John Templeton Jr. Has Died
John Templeton Jr., who led the John Templeton Foundation after his father’s 2008 death, has died. He passed on Saturday, according to reports.
John M. Templeton Jr., a former pediatric surgeon who was president and chairman of the John Templeton Foundation, died on Saturday at his home in Bryn Mawr, Pa. He was 75.
The foundation, based in West Conshohocken, Pa., announced his death on Tuesday, saying the cause was cancer.
Dr. Templeton retired from medicine in 1995 to manage the foundation and became its top executive after the death, in 2008, of his father, Sir John Templeton, who created the Templeton Fund in 1954 and the foundation in 1987. Under Dr. Templeton, the foundation’s endowment grew to $3.34 billion from $28 million.
Out of respect for Dr. Templeton, the family withheld the formal announcement until after a ceremony for the Templeton Prize, sponsored by the foundation, which was held on May 18 at the church of the St. Martin-in-the-Fields in London.
The foundation is perhaps best known for awarding the annual Templeton Prize. Its monetary value of £1.1 million (about $1.7 million or €1.5 million) makes it one of the world’s largest annual awards given to an individual and is set always to exceed the Nobel Prizes.

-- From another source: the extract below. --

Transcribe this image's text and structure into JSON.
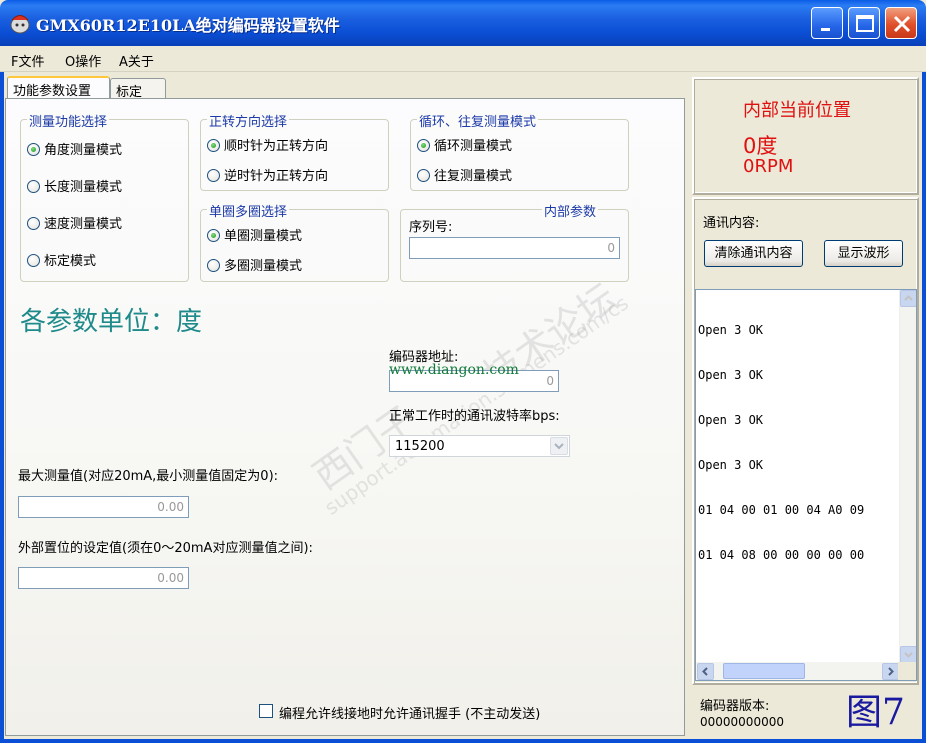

According to the foundation’s website, it honors a living person who has made exceptional contributions to affirming life’s spiritual dimension, whether through insight, discovery, or practical works. The 2015 Prize was awarded to Jean Vanier, the founder of L’Arche, an international network of communities where people with and without intellectual disabilities live and work together as peers.
The Wall Street Journal notes:
Dr. Templeton personally contributed to many politically conservative causes. In 2008, he and his wife donated $1 million to a California ballot campaign to bar same-sex marriage, according to the Philadelphia Inquirer.
He published two books, “Thrift and Generosity: The Joy of Giving,” in 2004, and an autobiography called “A Searcher’s Life,” in 2008. In the former book, Dr. Templeton said a combination of thrift and generosity would lead to happiness.
Dr. Templeton served on various boards, including the Becket Fund for Religious Liberty, Foreign Policy Research Institute, American Trauma Society and National Bible Association.